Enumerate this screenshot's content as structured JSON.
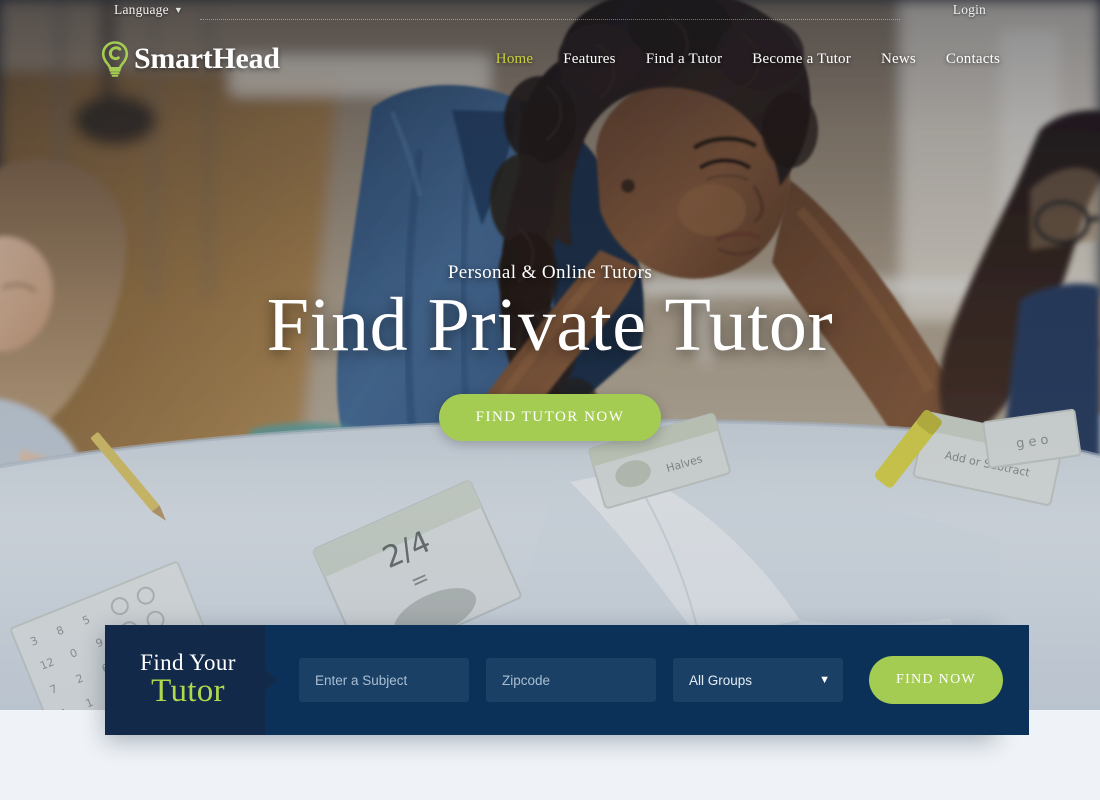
{
  "topbar": {
    "language_label": "Language",
    "language_chevron_icon": "chevron-down-icon",
    "login_label": "Login"
  },
  "brand": {
    "name": "SmartHead",
    "logo_icon": "lightbulb-icon",
    "logo_color": "#a5cc52"
  },
  "nav": {
    "items": [
      {
        "label": "Home",
        "active": true
      },
      {
        "label": "Features",
        "active": false
      },
      {
        "label": "Find a Tutor",
        "active": false
      },
      {
        "label": "Become a Tutor",
        "active": false
      },
      {
        "label": "News",
        "active": false
      },
      {
        "label": "Contacts",
        "active": false
      }
    ],
    "active_color": "#c9cf3c"
  },
  "hero": {
    "subtitle": "Personal & Online Tutors",
    "title": "Find Private Tutor",
    "cta_label": "FIND TUTOR NOW",
    "cta_color": "#a5cc52"
  },
  "search": {
    "label_line1": "Find Your",
    "label_line2": "Tutor",
    "subject_placeholder": "Enter a Subject",
    "subject_value": "",
    "zipcode_placeholder": "Zipcode",
    "zipcode_value": "",
    "group_selected": "All Groups",
    "group_options": [
      "All Groups"
    ],
    "group_chevron_icon": "chevron-down-icon",
    "submit_label": "FIND NOW",
    "panel_dark_color": "#12294a",
    "panel_color": "#0c3158",
    "field_color": "#1b4066",
    "accent_color": "#a5cc52",
    "label_accent_color": "#b0d84e"
  },
  "page": {
    "background_color": "#eff3f7"
  }
}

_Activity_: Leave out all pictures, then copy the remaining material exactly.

_The completed task_:
Enumerate this screenshot's content as structured JSON.
{
  "topbar": {
    "language_label": "Language",
    "language_chevron_icon": "chevron-down-icon",
    "login_label": "Login"
  },
  "brand": {
    "name": "SmartHead",
    "logo_icon": "lightbulb-icon",
    "logo_color": "#a5cc52"
  },
  "nav": {
    "items": [
      {
        "label": "Home",
        "active": true
      },
      {
        "label": "Features",
        "active": false
      },
      {
        "label": "Find a Tutor",
        "active": false
      },
      {
        "label": "Become a Tutor",
        "active": false
      },
      {
        "label": "News",
        "active": false
      },
      {
        "label": "Contacts",
        "active": false
      }
    ],
    "active_color": "#c9cf3c"
  },
  "hero": {
    "subtitle": "Personal & Online Tutors",
    "title": "Find Private Tutor",
    "cta_label": "FIND TUTOR NOW",
    "cta_color": "#a5cc52"
  },
  "search": {
    "label_line1": "Find Your",
    "label_line2": "Tutor",
    "subject_placeholder": "Enter a Subject",
    "subject_value": "",
    "zipcode_placeholder": "Zipcode",
    "zipcode_value": "",
    "group_selected": "All Groups",
    "group_options": [
      "All Groups"
    ],
    "group_chevron_icon": "chevron-down-icon",
    "submit_label": "FIND NOW",
    "panel_dark_color": "#12294a",
    "panel_color": "#0c3158",
    "field_color": "#1b4066",
    "accent_color": "#a5cc52",
    "label_accent_color": "#b0d84e"
  },
  "page": {
    "background_color": "#eff3f7"
  }
}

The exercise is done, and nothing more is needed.